It’s difficult to tailor your quote for success if you don’t fully understand your prospective customer’s pain.
Conversely, if you know exactly what information is being asked for, where a person sits in the decision-making process, and whether or not they’re ready to buy, you can use that information to better meet their needs.
Ask the following questions prior to putting together a tailored business quotation.
1. Is a client evaluating multiple options?
If a client is evaluating multiple options, there’s an excellent chance for you to convince them that you’re the right service provider for the job.
Rather than send a simple pricing table, consider going into greater depth about your strengths, past experience, and any added value you provide.
Following up with potential customers will also be more important if this is the case.
2. Has a client sent a detailed request for quotation (RFQ)?
How much detail does the sender really require?
Sometimes more is less when sending a quote.
If you have received a full RFQ then it’s important to use the format provided and include all necessary information, spanning itemized pricing, deadlines, warranties, payment terms and more.
If, on the other hand, a prospective client is only seeking a ballpark estimate as part of preliminary research, providing nuanced details might actually be counterproductive.
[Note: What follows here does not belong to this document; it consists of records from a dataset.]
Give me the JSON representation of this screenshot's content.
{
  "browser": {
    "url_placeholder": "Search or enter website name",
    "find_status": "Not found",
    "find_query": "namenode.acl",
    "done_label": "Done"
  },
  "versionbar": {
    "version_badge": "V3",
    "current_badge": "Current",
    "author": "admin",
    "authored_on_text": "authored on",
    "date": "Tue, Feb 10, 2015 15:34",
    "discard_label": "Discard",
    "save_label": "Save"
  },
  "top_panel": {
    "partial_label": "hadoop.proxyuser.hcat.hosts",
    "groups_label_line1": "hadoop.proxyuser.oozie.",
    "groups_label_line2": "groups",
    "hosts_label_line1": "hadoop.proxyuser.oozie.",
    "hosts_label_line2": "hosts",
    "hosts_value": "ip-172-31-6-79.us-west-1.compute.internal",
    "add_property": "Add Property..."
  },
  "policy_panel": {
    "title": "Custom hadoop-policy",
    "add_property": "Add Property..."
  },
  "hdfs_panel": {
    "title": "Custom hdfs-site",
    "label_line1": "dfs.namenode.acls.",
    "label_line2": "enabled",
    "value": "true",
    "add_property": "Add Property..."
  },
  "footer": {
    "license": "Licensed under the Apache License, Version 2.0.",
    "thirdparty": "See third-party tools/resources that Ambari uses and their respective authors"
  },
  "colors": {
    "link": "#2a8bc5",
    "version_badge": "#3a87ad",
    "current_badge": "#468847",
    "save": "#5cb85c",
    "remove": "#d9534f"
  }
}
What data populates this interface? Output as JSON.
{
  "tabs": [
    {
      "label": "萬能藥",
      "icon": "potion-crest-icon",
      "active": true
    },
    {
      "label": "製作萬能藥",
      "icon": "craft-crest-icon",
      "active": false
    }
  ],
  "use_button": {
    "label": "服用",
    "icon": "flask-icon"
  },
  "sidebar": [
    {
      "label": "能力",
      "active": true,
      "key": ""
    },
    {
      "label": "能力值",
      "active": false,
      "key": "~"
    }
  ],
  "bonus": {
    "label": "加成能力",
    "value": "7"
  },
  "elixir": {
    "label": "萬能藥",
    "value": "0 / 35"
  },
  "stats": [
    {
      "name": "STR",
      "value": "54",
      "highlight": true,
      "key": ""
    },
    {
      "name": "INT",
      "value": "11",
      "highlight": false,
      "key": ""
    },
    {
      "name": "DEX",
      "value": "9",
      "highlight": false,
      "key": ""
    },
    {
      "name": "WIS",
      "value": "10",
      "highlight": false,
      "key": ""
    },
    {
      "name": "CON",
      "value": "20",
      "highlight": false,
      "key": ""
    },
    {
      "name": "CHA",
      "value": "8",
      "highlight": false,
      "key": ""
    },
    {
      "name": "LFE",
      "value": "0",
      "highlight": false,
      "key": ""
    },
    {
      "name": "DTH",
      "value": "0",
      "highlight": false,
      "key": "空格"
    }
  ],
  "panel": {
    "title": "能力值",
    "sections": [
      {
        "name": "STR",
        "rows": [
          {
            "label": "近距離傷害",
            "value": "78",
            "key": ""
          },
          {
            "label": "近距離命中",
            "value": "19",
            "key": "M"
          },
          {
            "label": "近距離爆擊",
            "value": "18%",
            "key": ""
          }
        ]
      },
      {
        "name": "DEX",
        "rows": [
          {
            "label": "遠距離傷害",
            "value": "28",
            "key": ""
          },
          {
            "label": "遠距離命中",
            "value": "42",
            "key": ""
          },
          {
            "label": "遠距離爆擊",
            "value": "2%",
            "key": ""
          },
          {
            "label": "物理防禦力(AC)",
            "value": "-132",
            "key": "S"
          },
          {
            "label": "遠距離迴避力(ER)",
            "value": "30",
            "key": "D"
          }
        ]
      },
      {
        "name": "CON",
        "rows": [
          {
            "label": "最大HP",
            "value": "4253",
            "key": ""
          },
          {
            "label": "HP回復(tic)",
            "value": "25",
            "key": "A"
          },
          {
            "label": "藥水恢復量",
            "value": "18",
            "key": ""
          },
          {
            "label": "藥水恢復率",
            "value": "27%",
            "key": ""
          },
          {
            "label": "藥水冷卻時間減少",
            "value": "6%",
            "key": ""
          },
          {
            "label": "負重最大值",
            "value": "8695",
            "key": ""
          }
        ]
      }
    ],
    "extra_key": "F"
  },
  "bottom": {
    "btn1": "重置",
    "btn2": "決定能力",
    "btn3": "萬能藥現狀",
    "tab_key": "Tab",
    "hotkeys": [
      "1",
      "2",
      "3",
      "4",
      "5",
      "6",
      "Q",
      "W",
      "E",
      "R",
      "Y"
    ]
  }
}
3. Is a client ready to buy?
Sometimes the purpose of sending a quote is to finalize a deal that has already been agreed upon.
If a client or potential client is quite far along the sales cycle and has requested a quote more as a formality than anything else, then a quote should more closely resemble a contract.
It should include all the necessary elements for the client to finalize the deal, such as electronic signature fields and detailed Ts&Cs.
How to respond to a request for a quotation
A request for quotation (RFQ) or quotation request is a document designed to be sent to multiple suppliers.
The purpose is to evaluate options prior to purchase. Despite the name, an RFQ is not the same as a generic request for a quote.
The main difference between an RFQ and a generic request is the level of detail included in each. An RFQ will usually ask suppliers to respond in a standardized format and will be very specific about the information required.
An RFQ will usually be made up of descriptions of exact deliverables, timelines, and an outline of the evaluation process.
Use the structure below when responding to an RFQ:
- Introduction: This section should comprise a brief introduction alongside details of what’s included in the quote.
- Company overview: Give a short overview of your company, including key people. You can also highlight any core strengths, accolades, and relevant case studies in this section.
- RFQ documentation: Provide any required information, in the relevant format, in this section. This is where you will include itemized pricing (including the total cost) and time frames. It may also be prudent to include fees for additional work.
If you don’t, you may be asked to send a new quote. However, take full advantage of space for optional details.
Sending a business quote with PandaDoc
Sending quotes with PandaDoc has a myriad of benefits. PandaDoc enables you to dramatically streamline your document workflow while at the same time taking advantage of conversion-boosting tools and functionality like electronic signature fields, speedy payment options, detailed analytics, automation settings, and follow-up emails.
Follow the steps below to send a quote using PandaDoc:
1. Log into PandaDoc.
2. Select New Document.
3. Type Quote into the search bar and select an appropriate quote template from the results.
4. Input the relevant details and click Start Editing.
5. Alternatively, you can upload your own templates using the Upload tab.
6. Once the quote has loaded you can drag and drop content blocks, pricing tables, signature fields, and more using the right-hand menu.
7. When you’re finished click Send and write a short message to your recipient.
If you regularly send quotes, it’s worth considering a smart, dynamic app for managing and automating document workflows.
Not only do these apps allow you to take advantage of templates for speedy quote creation, but they also provide you with an array of tools that save time, integrate with accounting software and CRM, and make it easier for clients to approve quotes.